Periodically, we pose questions about issues artists face in their work and lives. This month, we share responses from a question posed many times before (but useful nonetheless!): What is your advice for emerging artists?
Cristi Rinklin, visual artist
Work hard, don’t be afraid to take risks, be resourceful, and find your community. These will be the people who will inspire you and keep you going.
Patrick Gabridge, playwright and writer

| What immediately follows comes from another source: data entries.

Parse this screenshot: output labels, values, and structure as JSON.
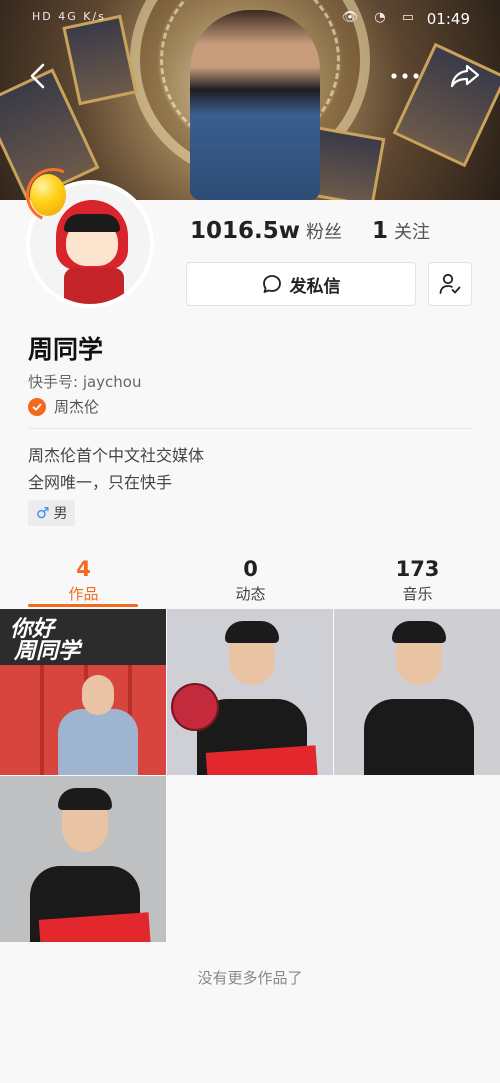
{
  "statusbar": {
    "left_text": "HD 4G K/s",
    "sys_icons": "👁 ◔ ▭",
    "time": "01:49"
  },
  "header": {
    "back_icon": "chevron-left-icon",
    "more_icon": "more-dots-icon",
    "share_icon": "share-arrow-icon"
  },
  "profile": {
    "followers_count": "1016.5w",
    "followers_label": "粉丝",
    "following_count": "1",
    "following_label": "关注",
    "message_label": "发私信",
    "name": "周同学",
    "kuaishou_id": "快手号: jaychou",
    "verified_name": "周杰伦",
    "bio_line1": "周杰伦首个中文社交媒体",
    "bio_line2": "全网唯一，只在快手",
    "gender_symbol": "♂",
    "gender": "男"
  },
  "tabs": [
    {
      "count": "4",
      "label": "作品",
      "active": true
    },
    {
      "count": "0",
      "label": "动态",
      "active": false
    },
    {
      "count": "173",
      "label": "音乐",
      "active": false
    }
  ],
  "thumbnails": {
    "t1_line1": "你好",
    "t1_line2": "周同学"
  },
  "footer": {
    "no_more": "没有更多作品了"
  },
  "colors": {
    "accent": "#f36a1e",
    "background": "#f8f8f8"
  }
}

The process of being a playwright is a marathon, not a sprint. When you first start out, it feels like every reading and every production is so important. Which it is. But there will be more (if you stick with this crazy thing we do). It’s useful to view each project as a steppingstone in your evolution as a writer, and not get too stressed out about potential success or failure. Try to consciously learn from it all. Otherwise the pressure you impose on yourself will make you less willing to experiment and challenge yourself and possibly fail, and you’ll squeeze the joy and richness out the whole process.
My other advice: marry well. By which I mean, you’re going to have many highs and lows, and if you’re in a relationship with someone who doesn’t understand and support what you’re doing (and the realities of the pay and schedule), then it’s hard to keep going. The other tips are simple: write great stuff that you want to see on stage, see a lot of plays, play nice with others.
Tova Mirvis, writer
The best advice I got when I was starting to write was from the wonderful novelist Mary Gordon. I once was complaining to her that I didn’t have time to write – looking back, I find it funny that I thought I was busy then! – but she looked me squarely in the eye, and very plainly said: if you are a writer, then you write. I’ve carried her words with me for at least twenty years. There are always reasons not to write, always numerous other things we need to be doing or want to be doing. But so much of writing is sitting yourself down. Nothing happens until you at least do that.
Rejection is very difficult to face, but for any artist, it’s inevitable. Try not to give rejection more meaning than it deserves. There are any number of reasons (some of which having very little to do specifically with your art) why a grant, contest, juried call, or other opportunity might not work in your favor – this time. Cultivate your voice as an artist, and envision that voice as being on its own journey that’s separate and protected from individual ups and downs. This is hard to do! But it’s worth the effort.
What do you try to instill in emerging artists?
Patrick Gabridge is a playwright, writer, and co-founder of the New England New Play Alliance. He will be artist-in-residence at Mt. Auburn Cemetery 2018-2019, where he will be creating new site-specific plays to be performed at Mt. Auburn. Recently, his play “Chore Monkeys” was performed at College of Charleston, and his play “Drift” was read at the Munroe Center for the Arts in Lexington, MA. Later this month, his short play “Beatrix Potter Must Die!” is being produced at Barrington Stage in Pittsfield, MA (Feb 15-Mar 4).
Tova Mirvis is the author of three novels and (most recently) the memoir The Book of Separation (Houghton Mifflin 2017). She is among the presenters at Grub Street’s Muse and the Marketplace writing conference (Apr 6-8).
Cristi Rinklin is a visual artist who has twice received a Mass Cultural Council Artist Fellowship, as well as an Artist’s Resource Trust Fund award from the Berkshire Taconic Community Foundation. A solo show of her art exhibited at the Gustavus Adolphus College Schaefer Gallery in Oct 2017.
Image: Cristi Rinklin, SLICE (2016), oil and acrylic on aluminum, 36×48 in.